[Start of Attachment]
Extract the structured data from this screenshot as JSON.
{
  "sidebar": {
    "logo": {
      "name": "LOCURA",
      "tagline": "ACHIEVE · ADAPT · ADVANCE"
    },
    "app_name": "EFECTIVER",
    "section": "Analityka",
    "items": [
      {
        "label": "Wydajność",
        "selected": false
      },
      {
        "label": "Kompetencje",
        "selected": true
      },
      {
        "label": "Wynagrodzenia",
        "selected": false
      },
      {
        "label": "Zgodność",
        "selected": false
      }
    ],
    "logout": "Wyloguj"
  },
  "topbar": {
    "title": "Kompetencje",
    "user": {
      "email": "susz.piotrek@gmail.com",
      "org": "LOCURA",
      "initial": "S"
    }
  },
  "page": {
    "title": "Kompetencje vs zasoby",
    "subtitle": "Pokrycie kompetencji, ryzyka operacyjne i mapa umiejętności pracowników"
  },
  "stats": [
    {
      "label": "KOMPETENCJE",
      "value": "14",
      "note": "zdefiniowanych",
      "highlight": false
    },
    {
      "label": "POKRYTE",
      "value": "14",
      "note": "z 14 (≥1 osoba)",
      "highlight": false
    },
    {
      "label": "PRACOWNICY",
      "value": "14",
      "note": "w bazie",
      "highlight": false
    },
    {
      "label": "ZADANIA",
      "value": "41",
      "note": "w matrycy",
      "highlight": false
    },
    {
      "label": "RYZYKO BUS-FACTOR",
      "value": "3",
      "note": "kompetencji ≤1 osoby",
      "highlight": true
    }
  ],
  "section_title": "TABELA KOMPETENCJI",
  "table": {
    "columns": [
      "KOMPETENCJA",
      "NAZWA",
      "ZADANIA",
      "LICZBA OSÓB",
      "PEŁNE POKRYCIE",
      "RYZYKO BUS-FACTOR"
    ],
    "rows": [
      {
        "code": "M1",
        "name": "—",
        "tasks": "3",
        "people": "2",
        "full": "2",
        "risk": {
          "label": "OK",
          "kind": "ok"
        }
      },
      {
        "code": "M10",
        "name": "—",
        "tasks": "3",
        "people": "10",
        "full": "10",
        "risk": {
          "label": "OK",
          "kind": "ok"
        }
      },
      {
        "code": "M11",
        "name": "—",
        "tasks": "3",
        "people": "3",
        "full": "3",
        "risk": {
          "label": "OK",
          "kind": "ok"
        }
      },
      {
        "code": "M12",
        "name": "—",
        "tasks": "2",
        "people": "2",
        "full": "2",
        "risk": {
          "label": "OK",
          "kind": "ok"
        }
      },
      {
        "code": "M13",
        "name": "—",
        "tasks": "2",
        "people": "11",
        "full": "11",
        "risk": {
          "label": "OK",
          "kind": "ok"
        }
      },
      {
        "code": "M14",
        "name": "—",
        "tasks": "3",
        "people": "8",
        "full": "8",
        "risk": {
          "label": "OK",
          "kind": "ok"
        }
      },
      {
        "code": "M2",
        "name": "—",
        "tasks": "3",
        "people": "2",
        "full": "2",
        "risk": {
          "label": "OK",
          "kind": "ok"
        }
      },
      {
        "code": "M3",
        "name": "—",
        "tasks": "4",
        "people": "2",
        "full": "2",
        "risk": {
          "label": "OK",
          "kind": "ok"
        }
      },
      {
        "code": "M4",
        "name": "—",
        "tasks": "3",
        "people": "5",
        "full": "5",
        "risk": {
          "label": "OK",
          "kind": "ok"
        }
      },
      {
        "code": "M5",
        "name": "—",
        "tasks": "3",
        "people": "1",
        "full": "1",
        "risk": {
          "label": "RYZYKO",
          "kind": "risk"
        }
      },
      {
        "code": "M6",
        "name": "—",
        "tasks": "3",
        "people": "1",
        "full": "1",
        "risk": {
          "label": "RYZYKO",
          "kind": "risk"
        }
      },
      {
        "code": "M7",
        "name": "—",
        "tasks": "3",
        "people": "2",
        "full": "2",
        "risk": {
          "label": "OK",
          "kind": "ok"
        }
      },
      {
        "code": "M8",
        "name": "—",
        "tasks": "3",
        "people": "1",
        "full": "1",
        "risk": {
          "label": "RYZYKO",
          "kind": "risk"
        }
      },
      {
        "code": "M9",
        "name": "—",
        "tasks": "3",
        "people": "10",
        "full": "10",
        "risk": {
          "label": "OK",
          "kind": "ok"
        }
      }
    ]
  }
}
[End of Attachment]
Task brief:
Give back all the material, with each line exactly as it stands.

Response to this exercise:
Extract the structured data from this screenshot as JSON.
{
  "sidebar": {
    "logo": {
      "name": "LOCURA",
      "tagline": "ACHIEVE · ADAPT · ADVANCE"
    },
    "app_name": "EFECTIVER",
    "section": "Analityka",
    "items": [
      {
        "label": "Wydajność",
        "selected": false
      },
      {
        "label": "Kompetencje",
        "selected": true
      },
      {
        "label": "Wynagrodzenia",
        "selected": false
      },
      {
        "label": "Zgodność",
        "selected": false
      }
    ],
    "logout": "Wyloguj"
  },
  "topbar": {
    "title": "Kompetencje",
    "user": {
      "email": "susz.piotrek@gmail.com",
      "org": "LOCURA",
      "initial": "S"
    }
  },
  "page": {
    "title": "Kompetencje vs zasoby",
    "subtitle": "Pokrycie kompetencji, ryzyka operacyjne i mapa umiejętności pracowników"
  },
  "stats": [
    {
      "label": "KOMPETENCJE",
      "value": "14",
      "note": "zdefiniowanych",
      "highlight": false
    },
    {
      "label": "POKRYTE",
      "value": "14",
      "note": "z 14 (≥1 osoba)",
      "highlight": false
    },
    {
      "label": "PRACOWNICY",
      "value": "14",
      "note": "w bazie",
      "highlight": false
    },
    {
      "label": "ZADANIA",
      "value": "41",
      "note": "w matrycy",
      "highlight": false
    },
    {
      "label": "RYZYKO BUS-FACTOR",
      "value": "3",
      "note": "kompetencji ≤1 osoby",
      "highlight": true
    }
  ],
  "section_title": "TABELA KOMPETENCJI",
  "table": {
    "columns": [
      "KOMPETENCJA",
      "NAZWA",
      "ZADANIA",
      "LICZBA OSÓB",
      "PEŁNE POKRYCIE",
      "RYZYKO BUS-FACTOR"
    ],
    "rows": [
      {
        "code": "M1",
        "name": "—",
        "tasks": "3",
        "people": "2",
        "full": "2",
        "risk": {
          "label": "OK",
          "kind": "ok"
        }
      },
      {
        "code": "M10",
        "name": "—",
        "tasks": "3",
        "people": "10",
        "full": "10",
        "risk": {
          "label": "OK",
          "kind": "ok"
        }
      },
      {
        "code": "M11",
        "name": "—",
        "tasks": "3",
        "people": "3",
        "full": "3",
        "risk": {
          "label": "OK",
          "kind": "ok"
        }
      },
      {
        "code": "M12",
        "name": "—",
        "tasks": "2",
        "people": "2",
        "full": "2",
        "risk": {
          "label": "OK",
          "kind": "ok"
        }
      },
      {
        "code": "M13",
        "name": "—",
        "tasks": "2",
        "people": "11",
        "full": "11",
        "risk": {
          "label": "OK",
          "kind": "ok"
        }
      },
      {
        "code": "M14",
        "name": "—",
        "tasks": "3",
        "people": "8",
        "full": "8",
        "risk": {
          "label": "OK",
          "kind": "ok"
        }
      },
      {
        "code": "M2",
        "name": "—",
        "tasks": "3",
        "people": "2",
        "full": "2",
        "risk": {
          "label": "OK",
          "kind": "ok"
        }
      },
      {
        "code": "M3",
        "name": "—",
        "tasks": "4",
        "people": "2",
        "full": "2",
        "risk": {
          "label": "OK",
          "kind": "ok"
        }
      },
      {
        "code": "M4",
        "name": "—",
        "tasks": "3",
        "people": "5",
        "full": "5",
        "risk": {
          "label": "OK",
          "kind": "ok"
        }
      },
      {
        "code": "M5",
        "name": "—",
        "tasks": "3",
        "people": "1",
        "full": "1",
        "risk": {
          "label": "RYZYKO",
          "kind": "risk"
        }
      },
      {
        "code": "M6",
        "name": "—",
        "tasks": "3",
        "people": "1",
        "full": "1",
        "risk": {
          "label": "RYZYKO",
          "kind": "risk"
        }
      },
      {
        "code": "M7",
        "name": "—",
        "tasks": "3",
        "people": "2",
        "full": "2",
        "risk": {
          "label": "OK",
          "kind": "ok"
        }
      },
      {
        "code": "M8",
        "name": "—",
        "tasks": "3",
        "people": "1",
        "full": "1",
        "risk": {
          "label": "RYZYKO",
          "kind": "risk"
        }
      },
      {
        "code": "M9",
        "name": "—",
        "tasks": "3",
        "people": "10",
        "full": "10",
        "risk": {
          "label": "OK",
          "kind": "ok"
        }
      }
    ]
  }
}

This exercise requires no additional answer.